" Courage . . . seems to be a part of the very constitution of a British soldier—from the earliest records of our history the British infantry have been distinguished for that calm, serious, determined and persevering courage, which has been able to withstand the most impetuous shock of assailing foes and in its deliberate advance to overwhelm all resistance. But . . . courage, mere animal courage, constitutes but one, and that not the most important quality in the character of a good soldier. Submission to authority, subjection to discipline, order, sobriety, fortitude and patient endurance of privations and sufferings when called to them—these constitute the higher and more essential qualities of a good soldier. ..."
The 43rd, who moved to Newport (Mon.) in June 1847.
In 1848 the 43rd returned to Ireland, and in 1851 embarked at Cork for South Africa, to take part in the Kaffir War. This, however, was more remarkable for its hardships than for fighting. A draft for the Regiment was on board the Birkenhead when wrecked off the Cape of Good Hope in February, 1852. On this memorable occasion the men fell in on deck as if at an ordinary parade, and with noble self-devotion, refused to leave the ship until all the women and children had been taken off in the boats. Of the 700 on board, nearly 500 were drowned, and as a splendid lesson in discipline to his army, the King of Prussia ordered the heroic account of the wreck to be read on parade to each regiment in his service.

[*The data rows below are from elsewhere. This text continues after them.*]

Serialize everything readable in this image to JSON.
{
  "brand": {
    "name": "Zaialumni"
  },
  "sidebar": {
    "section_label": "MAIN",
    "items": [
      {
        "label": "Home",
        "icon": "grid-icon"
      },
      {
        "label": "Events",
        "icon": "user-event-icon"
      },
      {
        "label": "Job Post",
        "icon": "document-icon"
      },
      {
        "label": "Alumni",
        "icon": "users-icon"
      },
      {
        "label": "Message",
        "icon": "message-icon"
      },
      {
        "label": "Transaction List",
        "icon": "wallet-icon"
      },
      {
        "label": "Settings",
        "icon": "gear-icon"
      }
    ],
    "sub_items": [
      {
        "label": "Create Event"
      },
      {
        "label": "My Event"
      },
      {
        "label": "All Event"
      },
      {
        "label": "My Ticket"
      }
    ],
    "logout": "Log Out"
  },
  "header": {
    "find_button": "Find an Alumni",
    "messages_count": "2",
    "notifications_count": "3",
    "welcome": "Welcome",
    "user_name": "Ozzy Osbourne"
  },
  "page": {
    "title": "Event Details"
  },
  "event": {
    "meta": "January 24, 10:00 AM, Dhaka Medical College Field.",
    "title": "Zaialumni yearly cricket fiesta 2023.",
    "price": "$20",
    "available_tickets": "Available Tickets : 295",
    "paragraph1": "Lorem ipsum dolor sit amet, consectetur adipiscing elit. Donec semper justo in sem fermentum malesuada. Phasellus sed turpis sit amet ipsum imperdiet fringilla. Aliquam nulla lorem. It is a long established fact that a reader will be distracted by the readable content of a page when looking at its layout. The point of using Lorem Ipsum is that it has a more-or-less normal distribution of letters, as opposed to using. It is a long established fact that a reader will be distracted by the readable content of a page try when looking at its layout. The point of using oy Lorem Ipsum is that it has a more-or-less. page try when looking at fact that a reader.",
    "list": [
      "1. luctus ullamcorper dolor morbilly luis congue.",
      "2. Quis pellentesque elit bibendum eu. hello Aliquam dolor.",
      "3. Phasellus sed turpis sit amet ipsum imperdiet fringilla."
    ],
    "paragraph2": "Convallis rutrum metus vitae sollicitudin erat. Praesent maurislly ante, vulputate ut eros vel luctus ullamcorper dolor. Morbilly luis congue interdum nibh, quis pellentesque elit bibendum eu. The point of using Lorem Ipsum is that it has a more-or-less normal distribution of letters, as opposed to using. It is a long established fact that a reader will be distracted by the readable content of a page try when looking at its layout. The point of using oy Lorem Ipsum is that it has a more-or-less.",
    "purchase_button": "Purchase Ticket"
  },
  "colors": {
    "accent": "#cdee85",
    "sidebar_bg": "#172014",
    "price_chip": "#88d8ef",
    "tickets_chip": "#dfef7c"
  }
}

From South Africa, at the end of 1853, the 43rd went to India, whither a few months earlier the 52nd, after two years in England, followed by another tour in Ireland, had also proceeded, both Regiments soon to be engaged in the Mutiny.